aspose file tools*
The moose likes Programmer Certification (SCJP/OCPJP) and the fly likes ExamLab: invalid expression  String [] s = files.split( Big Moose Saloon
  Search | Java FAQ | Recent Topics | Flagged Topics | Hot Topics | Zero Replies
Register / Login


Win a copy of The Java EE 7 Tutorial Volume 1 or Volume 2 this week in the Java EE forum
or jQuery UI in Action in the JavaScript forum!
JavaRanch » Java Forums » Certification » Programmer Certification (SCJP/OCPJP)
Bookmark "ExamLab: invalid expression  String [] s = files.split("[(\\s)+]");" Watch "ExamLab: invalid expression  String [] s = files.split("[(\\s)+]");" New topic
Author

ExamLab: invalid expression String [] s = files.split("[(\\s)+]");

Harry Henriques
Ranch Hand

Joined: Jun 17, 2009
Posts: 206
Hi,

This expression was listed as one of the correct choices in ExamLab for a String.split() delimiter where one or more whitespace characters separate the tokens.
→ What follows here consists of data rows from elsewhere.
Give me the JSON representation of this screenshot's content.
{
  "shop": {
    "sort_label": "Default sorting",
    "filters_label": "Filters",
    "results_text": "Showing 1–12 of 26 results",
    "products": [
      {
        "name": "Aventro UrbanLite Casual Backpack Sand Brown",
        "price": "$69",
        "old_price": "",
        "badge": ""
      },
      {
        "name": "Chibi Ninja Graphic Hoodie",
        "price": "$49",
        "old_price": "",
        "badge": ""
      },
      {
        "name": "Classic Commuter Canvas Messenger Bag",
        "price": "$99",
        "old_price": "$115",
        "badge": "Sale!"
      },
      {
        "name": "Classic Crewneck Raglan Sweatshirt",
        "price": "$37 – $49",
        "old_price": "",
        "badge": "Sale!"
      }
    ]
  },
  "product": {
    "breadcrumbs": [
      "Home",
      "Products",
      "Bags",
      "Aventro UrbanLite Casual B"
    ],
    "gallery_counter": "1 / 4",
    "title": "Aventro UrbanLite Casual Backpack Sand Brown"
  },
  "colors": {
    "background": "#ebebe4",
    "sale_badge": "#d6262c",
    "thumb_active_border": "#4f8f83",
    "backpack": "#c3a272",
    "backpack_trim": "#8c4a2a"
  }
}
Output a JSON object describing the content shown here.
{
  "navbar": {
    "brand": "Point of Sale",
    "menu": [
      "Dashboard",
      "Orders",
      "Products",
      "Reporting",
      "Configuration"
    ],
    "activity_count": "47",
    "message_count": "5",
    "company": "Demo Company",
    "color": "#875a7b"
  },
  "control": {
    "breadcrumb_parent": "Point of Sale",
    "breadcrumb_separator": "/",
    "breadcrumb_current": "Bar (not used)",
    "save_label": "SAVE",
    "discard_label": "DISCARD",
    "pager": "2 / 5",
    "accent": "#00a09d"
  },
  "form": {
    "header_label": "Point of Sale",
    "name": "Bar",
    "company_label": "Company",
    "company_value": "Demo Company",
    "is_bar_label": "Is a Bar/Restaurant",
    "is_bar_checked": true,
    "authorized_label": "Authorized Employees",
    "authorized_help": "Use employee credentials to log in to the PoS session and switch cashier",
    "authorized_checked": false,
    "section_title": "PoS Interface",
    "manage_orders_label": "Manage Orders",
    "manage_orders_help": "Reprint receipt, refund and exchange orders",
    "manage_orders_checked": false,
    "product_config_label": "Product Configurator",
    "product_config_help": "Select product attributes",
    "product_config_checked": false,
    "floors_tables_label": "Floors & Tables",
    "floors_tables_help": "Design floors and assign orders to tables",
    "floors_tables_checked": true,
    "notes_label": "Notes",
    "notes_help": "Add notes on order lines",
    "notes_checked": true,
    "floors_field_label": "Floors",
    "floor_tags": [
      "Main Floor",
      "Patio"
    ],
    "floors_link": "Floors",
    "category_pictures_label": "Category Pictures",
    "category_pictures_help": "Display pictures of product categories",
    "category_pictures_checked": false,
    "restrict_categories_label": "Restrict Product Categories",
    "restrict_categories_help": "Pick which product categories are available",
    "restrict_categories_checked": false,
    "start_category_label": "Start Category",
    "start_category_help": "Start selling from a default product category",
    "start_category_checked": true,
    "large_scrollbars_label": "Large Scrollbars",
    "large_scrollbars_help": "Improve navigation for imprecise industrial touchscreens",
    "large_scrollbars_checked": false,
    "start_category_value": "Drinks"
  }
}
The brackets [ ] denote a regex character class.

I think the correct expressions should be one or both of the following:


What do you think?

Harry

The Java Tutorials on Regular Expressions wrote:A regex character class is a set of characters enclosed within square brackets. It specifies the characters that will successfully match a single character from a given string


Pattern.html wrote:
Character classes
[abc] a, b, or c (simple class)
[^abc] Any character except a, b, or c (negation)
[a-zA-Z] a through z or A through Z, inclusive (range)
[a-d[m-p]] a through d, or m through p: [a-dm-p] (union)
[a-z&&[def]] d, e, or f (intersection)
[a-z&&[^bc]] a through z, except for b and c: [ad-z] (subtraction)
[a-z&&[^m-p]] a through z, and not m through p: [a-lq-z](subtraction)


Harsh Pensi
Ranch Hand

Joined: Aug 05, 2009
Posts: 67
Harry Henriques wrote:Hi,

I think the correct expressions should be one or both of the following:


What do you think?

The given regex [(\\s)+] does not work as desired.
1. is correct. 2. has invalid escape sequence


SCJP6 - 93% SCWCD5 - 97%
Harry Henriques
Ranch Hand

Joined: Jun 17, 2009
Posts: 206
You are correct, Harsh. The following has an invalid escape sequence.



How about this?



or this?



The output for the previous 2 snippets is:





The output for the last one is:



Do you see the difference? Why does it do this?

Regards, Harry
Henry Wong
author
Sheriff

Joined: Sep 28, 2004
Posts: 18745
    
  40

Do you see the difference? Why does it do this?


In the first two cases, nothing is split, as there are no delimiters that has an open paren, a bunch of spaces, and a close paren -- split returns an array of size one, which contains the original string.

In the last case, the delimiter is just one or more spaces, so it does split it into a bunch of words.


Oops... Small correction. Only the second example's delimiter is an open parens, a bunch of spaces, and a close paren. The first example's delimiter is an open paren, one space, and a bunch of close parens. Regardless, neither case will match a delimiter for the string, and nothing will be split.

Henry


Books: Java Threads, 3rd Edition, Jini in a Nutshell, and Java Gems (contributor)
Harry Henriques
Ranch Hand

Joined: Jun 17, 2009
Posts: 206
Thanks, Henry. I see my mistake, now. It is not necessary to escape the parenthesis.





Both of the above regular expressions split the String into one word tokens. The result of both of these is the following.



Regards, Harry

 
It is sorta covered in the JavaRanch Style Guide.
 
subject: ExamLab: invalid expression String [] s = files.split("[(\\s)+]");